Advocates, nonetheless, slammed the lifting of the ban.
“The tragic, consequential and completely avoidable consequence of this ruling will probably be thousands and thousands of individuals dropping their houses this fall and winter, simply because the delta variant ravages communities and lives,” stated Diane Yentel, president and CEO of the Nationwide Low Earnings Housing Coalition.
Greater than 11 million Individuals stay behind on their hire, in keeping with a latest evaluation by The Middle on Price range and Coverage Priorities. And practically 1 / 4 of Black renters are in arrears.
Anxious about eviction? You continue to have choices
If you have not already, apply for rental assistance, experts say.
Congress has allocated more than $45 billion in rental assistance to address the crisis, and only a sliver of the money has been spent so far.

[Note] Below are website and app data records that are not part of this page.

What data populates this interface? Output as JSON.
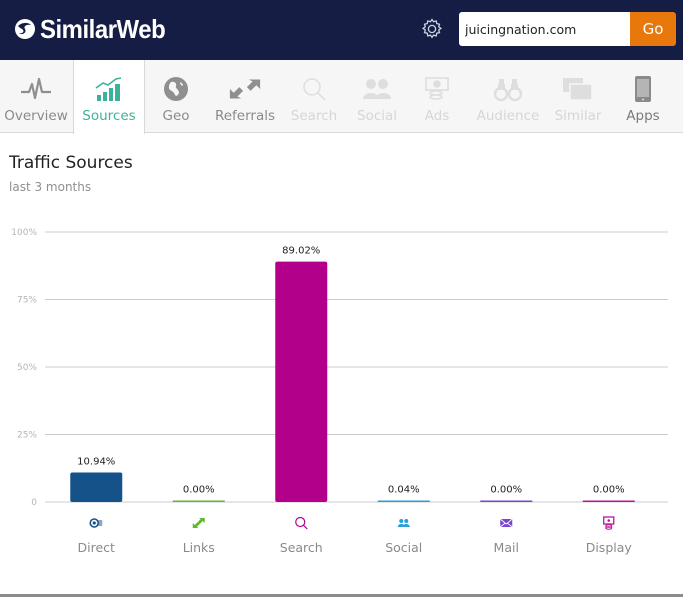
{
  "header": {
    "brand": "SimilarWeb",
    "search_value": "juicingnation.com",
    "go_label": "Go",
    "colors": {
      "background": "#161d45",
      "go_button": "#e8780b"
    }
  },
  "nav": {
    "items": [
      {
        "label": "Overview",
        "icon": "pulse-icon",
        "state": "normal"
      },
      {
        "label": "Sources",
        "icon": "bar-chart-icon",
        "state": "active"
      },
      {
        "label": "Geo",
        "icon": "globe-icon",
        "state": "normal"
      },
      {
        "label": "Referrals",
        "icon": "arrows-icon",
        "state": "normal"
      },
      {
        "label": "Search",
        "icon": "magnifier-icon",
        "state": "disabled"
      },
      {
        "label": "Social",
        "icon": "people-icon",
        "state": "disabled"
      },
      {
        "label": "Ads",
        "icon": "money-icon",
        "state": "disabled"
      },
      {
        "label": "Audience",
        "icon": "binoculars-icon",
        "state": "disabled"
      },
      {
        "label": "Similar",
        "icon": "windows-icon",
        "state": "disabled"
      },
      {
        "label": "Apps",
        "icon": "phone-icon",
        "state": "normal"
      }
    ],
    "active_color": "#3bb39a"
  },
  "content": {
    "title": "Traffic Sources",
    "subtitle": "last 3 months"
  },
  "chart_data": {
    "type": "bar",
    "title": "Traffic Sources",
    "subtitle": "last 3 months",
    "xlabel": "",
    "ylabel": "",
    "ylim": [
      0,
      100
    ],
    "y_ticks": [
      0,
      25,
      50,
      75,
      100
    ],
    "y_tick_labels": [
      "0",
      "25%",
      "50%",
      "75%",
      "100%"
    ],
    "grid": true,
    "categories": [
      "Direct",
      "Links",
      "Search",
      "Social",
      "Mail",
      "Display"
    ],
    "values": [
      10.94,
      0.0,
      89.02,
      0.04,
      0.0,
      0.0
    ],
    "value_labels": [
      "10.94%",
      "0.00%",
      "89.02%",
      "0.04%",
      "0.00%",
      "0.00%"
    ],
    "colors": [
      "#16528a",
      "#5fb82a",
      "#b3008a",
      "#2a9fe0",
      "#7a45d0",
      "#c0109e"
    ],
    "icons": [
      "direct-icon",
      "links-icon",
      "search-icon",
      "social-icon",
      "mail-icon",
      "display-icon"
    ]
  }
}
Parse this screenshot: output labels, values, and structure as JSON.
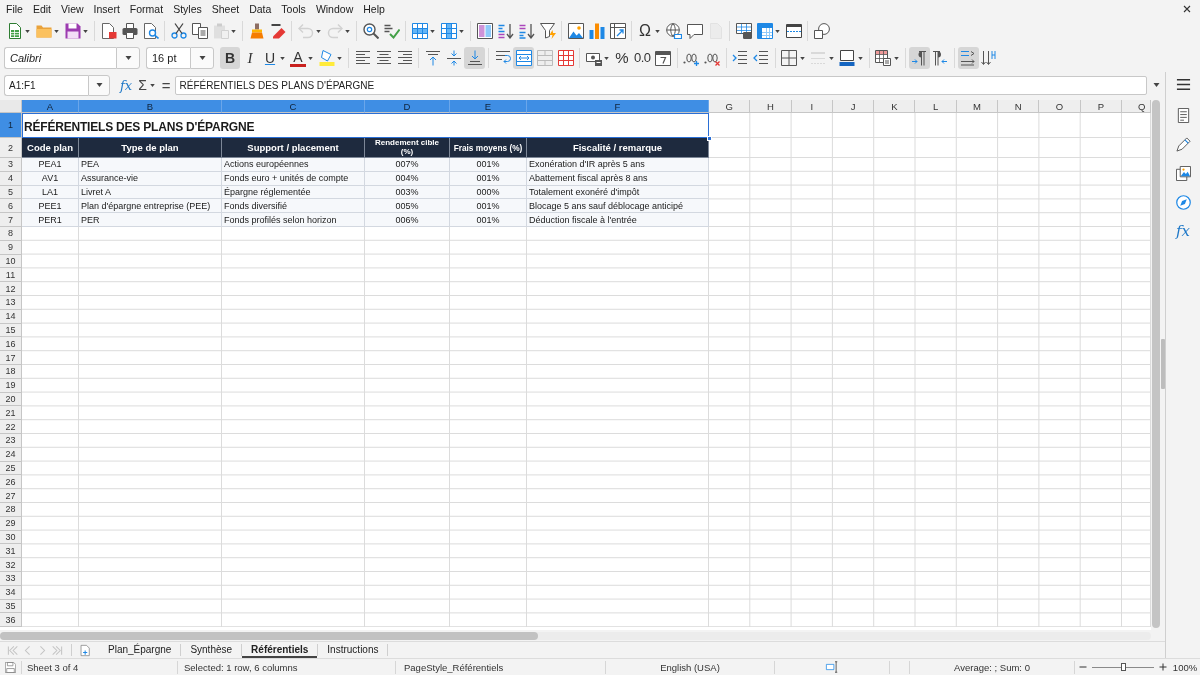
{
  "menu_bar": {
    "items": [
      "File",
      "Edit",
      "View",
      "Insert",
      "Format",
      "Styles",
      "Sheet",
      "Data",
      "Tools",
      "Window",
      "Help"
    ]
  },
  "standard_toolbar": {
    "special_character": "Ω",
    "disabled": {
      "paste": true,
      "undo": true,
      "redo": true,
      "headers_footers": true
    }
  },
  "formatting_toolbar": {
    "font_name": "Calibri",
    "font_size": "16 pt",
    "bold": {
      "label": "B",
      "pressed": true
    },
    "italic": {
      "label": "I",
      "pressed": false
    },
    "underline": {
      "label": "U",
      "pressed": false
    },
    "font_color": {
      "label": "A"
    },
    "percent": {
      "label": "%"
    },
    "number": {
      "label": "0.0"
    },
    "pressed": {
      "align_left": false,
      "align_center": false,
      "align_right": false,
      "align_top": false,
      "align_middle": false,
      "align_bottom": true,
      "wrap_text": false,
      "merge_center": true,
      "para_ltr": true,
      "para_rtl": false,
      "text_ltr": true,
      "text_ttb": false
    },
    "disabled": {
      "border_style": true
    }
  },
  "formula_bar": {
    "name_box": "A1:F1",
    "function_wizard": "fx",
    "sum": "Σ",
    "equals": "=",
    "content": "RÉFÉRENTIELS DES PLANS D'ÉPARGNE"
  },
  "sheet": {
    "columns": [
      {
        "label": "A",
        "selected": true
      },
      {
        "label": "B",
        "selected": true
      },
      {
        "label": "C",
        "selected": true
      },
      {
        "label": "D",
        "selected": true
      },
      {
        "label": "E",
        "selected": true
      },
      {
        "label": "F",
        "selected": true
      },
      {
        "label": "G",
        "selected": false
      },
      {
        "label": "H",
        "selected": false
      },
      {
        "label": "I",
        "selected": false
      },
      {
        "label": "J",
        "selected": false
      },
      {
        "label": "K",
        "selected": false
      },
      {
        "label": "L",
        "selected": false
      },
      {
        "label": "M",
        "selected": false
      },
      {
        "label": "N",
        "selected": false
      },
      {
        "label": "O",
        "selected": false
      },
      {
        "label": "P",
        "selected": false
      },
      {
        "label": "Q",
        "selected": false
      }
    ],
    "rows": [
      {
        "label": "1",
        "selected": true
      },
      {
        "label": "2",
        "selected": false
      },
      {
        "label": "3",
        "selected": false
      },
      {
        "label": "4",
        "selected": false
      },
      {
        "label": "5",
        "selected": false
      },
      {
        "label": "6",
        "selected": false
      },
      {
        "label": "7",
        "selected": false
      },
      {
        "label": "8",
        "selected": false
      },
      {
        "label": "9",
        "selected": false
      },
      {
        "label": "10",
        "selected": false
      },
      {
        "label": "11",
        "selected": false
      },
      {
        "label": "12",
        "selected": false
      },
      {
        "label": "13",
        "selected": false
      },
      {
        "label": "14",
        "selected": false
      },
      {
        "label": "15",
        "selected": false
      },
      {
        "label": "16",
        "selected": false
      },
      {
        "label": "17",
        "selected": false
      },
      {
        "label": "18",
        "selected": false
      },
      {
        "label": "19",
        "selected": false
      },
      {
        "label": "20",
        "selected": false
      },
      {
        "label": "21",
        "selected": false
      },
      {
        "label": "22",
        "selected": false
      },
      {
        "label": "23",
        "selected": false
      },
      {
        "label": "24",
        "selected": false
      },
      {
        "label": "25",
        "selected": false
      },
      {
        "label": "26",
        "selected": false
      },
      {
        "label": "27",
        "selected": false
      },
      {
        "label": "28",
        "selected": false
      },
      {
        "label": "29",
        "selected": false
      },
      {
        "label": "30",
        "selected": false
      },
      {
        "label": "31",
        "selected": false
      },
      {
        "label": "32",
        "selected": false
      },
      {
        "label": "33",
        "selected": false
      },
      {
        "label": "34",
        "selected": false
      },
      {
        "label": "35",
        "selected": false
      },
      {
        "label": "36",
        "selected": false
      }
    ],
    "title": "RÉFÉRENTIELS DES PLANS D'ÉPARGNE",
    "header": [
      "Code plan",
      "Type de plan",
      "Support / placement",
      "Rendement cible (%)",
      "Frais moyens (%)",
      "Fiscalité / remarque"
    ],
    "records": [
      [
        "PEA1",
        "PEA",
        "Actions européennes",
        "007%",
        "001%",
        "Exonération d'IR après 5 ans"
      ],
      [
        "AV1",
        "Assurance-vie",
        "Fonds euro + unités de compte",
        "004%",
        "001%",
        "Abattement fiscal après 8 ans"
      ],
      [
        "LA1",
        "Livret A",
        "Épargne réglementée",
        "003%",
        "000%",
        "Totalement exonéré d'impôt"
      ],
      [
        "PEE1",
        "Plan d'épargne entreprise (PEE)",
        "Fonds diversifié",
        "005%",
        "001%",
        "Blocage 5 ans sauf déblocage anticipé"
      ],
      [
        "PER1",
        "PER",
        "Fonds profilés selon horizon",
        "006%",
        "001%",
        "Déduction fiscale à l'entrée"
      ]
    ]
  },
  "sheet_bar": {
    "navigation_disabled": true,
    "tabs": [
      {
        "label": "Plan_Épargne",
        "selected": false
      },
      {
        "label": "Synthèse",
        "selected": false
      },
      {
        "label": "Référentiels",
        "selected": true
      },
      {
        "label": "Instructions",
        "selected": false
      }
    ]
  },
  "status_bar": {
    "sheet": "Sheet 3 of 4",
    "selection": "Selected: 1 row, 6 columns",
    "page_style": "PageStyle_Référentiels",
    "language": "English (USA)",
    "summary": "Average: ; Sum: 0",
    "zoom": {
      "level": 0.5,
      "reading": "100%"
    }
  },
  "sidebar": {
    "functions": "fx"
  }
}
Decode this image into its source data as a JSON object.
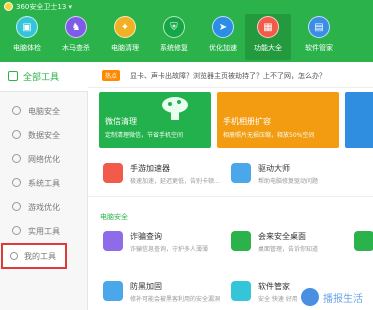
{
  "header": {
    "app_title": "360安全卫士13 ▾",
    "nav": [
      {
        "label": "电脑体检",
        "icon": "pc-check-icon",
        "color": "#35c5d8"
      },
      {
        "label": "木马查杀",
        "icon": "trojan-scan-icon",
        "color": "#7e5ce8"
      },
      {
        "label": "电脑清理",
        "icon": "clean-icon",
        "color": "#f2b024"
      },
      {
        "label": "系统修复",
        "icon": "repair-icon",
        "color": "#15a645"
      },
      {
        "label": "优化加速",
        "icon": "speedup-icon",
        "color": "#2b8de6"
      },
      {
        "label": "功能大全",
        "icon": "all-features-icon",
        "color": "#f25a4a"
      },
      {
        "label": "软件管家",
        "icon": "software-manager-icon",
        "color": "#3a8ee6"
      }
    ]
  },
  "sidebar": {
    "header": "全部工具",
    "items": [
      {
        "label": "电脑安全"
      },
      {
        "label": "数据安全"
      },
      {
        "label": "网络优化"
      },
      {
        "label": "系统工具"
      },
      {
        "label": "游戏优化"
      },
      {
        "label": "实用工具"
      }
    ],
    "my_tools": "我的工具"
  },
  "main": {
    "hot": {
      "badge": "热点",
      "text": "显卡、声卡出故障？浏览器主页被劫持了？上不了网，怎么办？"
    },
    "promos": [
      {
        "title": "微信清理",
        "sub": "定制清理微信，节省手机空间"
      },
      {
        "title": "手机相册扩容",
        "sub": "相册照片无损压缩，释放50%空间"
      },
      {
        "title": "",
        "sub": ""
      }
    ],
    "tools_row1": [
      {
        "name": "手游加速器",
        "desc": "极速加速，延迟更低，告别卡顿..."
      },
      {
        "name": "驱动大师",
        "desc": "帮助电脑修复驱动问题"
      }
    ],
    "section": "电脑安全",
    "tools_row2": [
      {
        "name": "诈骗查询",
        "desc": "诈骗信息查询，守护多人薄薄"
      },
      {
        "name": "会来安全桌面",
        "desc": "桌面管理，告诉你知道"
      }
    ],
    "tools_row3": [
      {
        "name": "防黑加固",
        "desc": "修补可能会被黑客利用的安全漏洞"
      },
      {
        "name": "软件管家",
        "desc": "安全 快速 好用"
      }
    ],
    "watermark": "播报生活"
  }
}
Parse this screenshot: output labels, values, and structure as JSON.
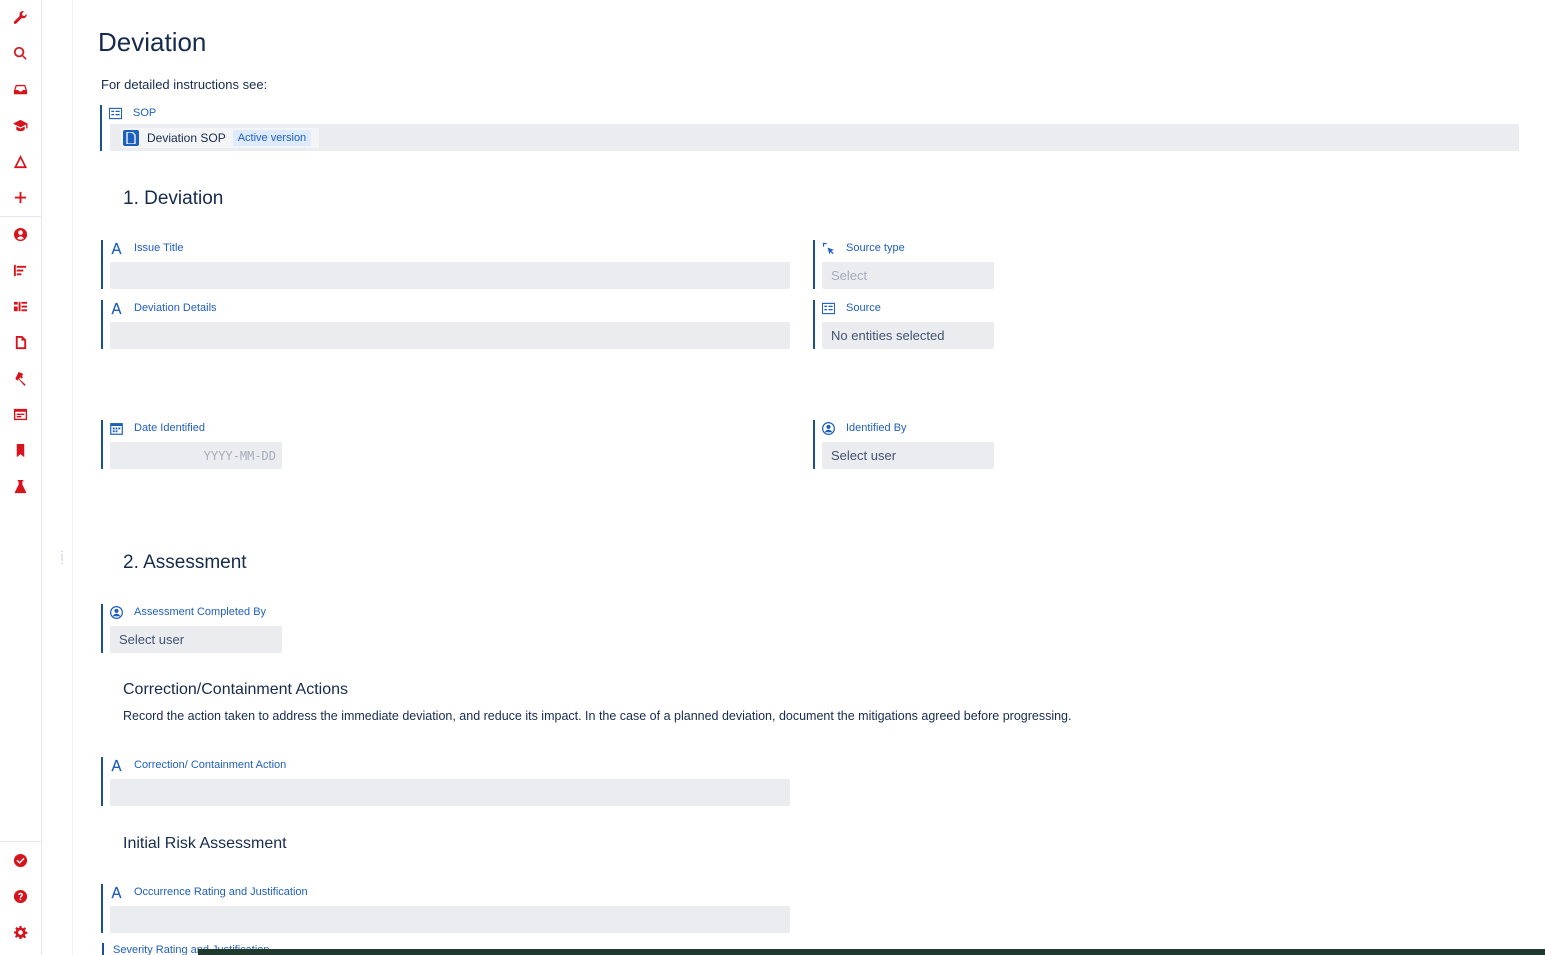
{
  "colors": {
    "accent": "#1f5fbd",
    "sidebar_icon": "#d7141d",
    "field_bg": "#ebecf0"
  },
  "sidebar": {
    "top_icons": [
      "wrench-icon",
      "search-icon",
      "inbox-icon",
      "graduation-cap-icon",
      "triangle-icon",
      "plus-icon"
    ],
    "middle_icons": [
      "user-circle-icon",
      "gantt-icon",
      "board-icon",
      "document-icon",
      "hammer-icon",
      "browser-icon",
      "bookmark-icon",
      "flask-icon"
    ],
    "bottom_icons": [
      "check-circle-icon",
      "help-icon",
      "gear-icon"
    ]
  },
  "page": {
    "title": "Deviation",
    "instructions": "For detailed instructions see:",
    "sop": {
      "label": "SOP",
      "doc_name": "Deviation SOP",
      "badge": "Active version"
    }
  },
  "section1": {
    "heading": "1. Deviation",
    "issue_title": {
      "label": "Issue Title",
      "value": ""
    },
    "deviation_details": {
      "label": "Deviation Details",
      "value": ""
    },
    "source_type": {
      "label": "Source type",
      "placeholder": "Select"
    },
    "source": {
      "label": "Source",
      "value": "No entities selected"
    },
    "date_identified": {
      "label": "Date Identified",
      "placeholder": "YYYY-MM-DD"
    },
    "identified_by": {
      "label": "Identified By",
      "value": "Select user"
    }
  },
  "section2": {
    "heading": "2. Assessment",
    "assessment_completed_by": {
      "label": "Assessment Completed By",
      "value": "Select user"
    },
    "correction": {
      "heading": "Correction/Containment Actions",
      "description": "Record the action taken to address the immediate deviation, and reduce its impact. In the case of a planned deviation, document the mitigations agreed before progressing.",
      "field_label": "Correction/ Containment Action"
    },
    "risk": {
      "heading": "Initial Risk Assessment",
      "occurrence_label": "Occurrence Rating and Justification",
      "severity_label": "Severity Rating and Justification"
    }
  }
}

If you’re approved for the relief, you could get up to 18 months of rent covered.
Just applying can help you stay in your home longer.
At least four states — Massachusetts, Nevada, New York and Oregon — are temporarily banning evictions against those with a pending rental assistance application.
The National Low Income Housing Coalition has a state-by-state list of the 493 programs giving out the federal money. The Consumer Financial Protection Bureau also has a tool to help you apply for rental relief.
If your landlord is refusing to cooperate, about a quarter of the programs now allow the assistance to go directly to you.
Also, familiarize yourself with your other rights.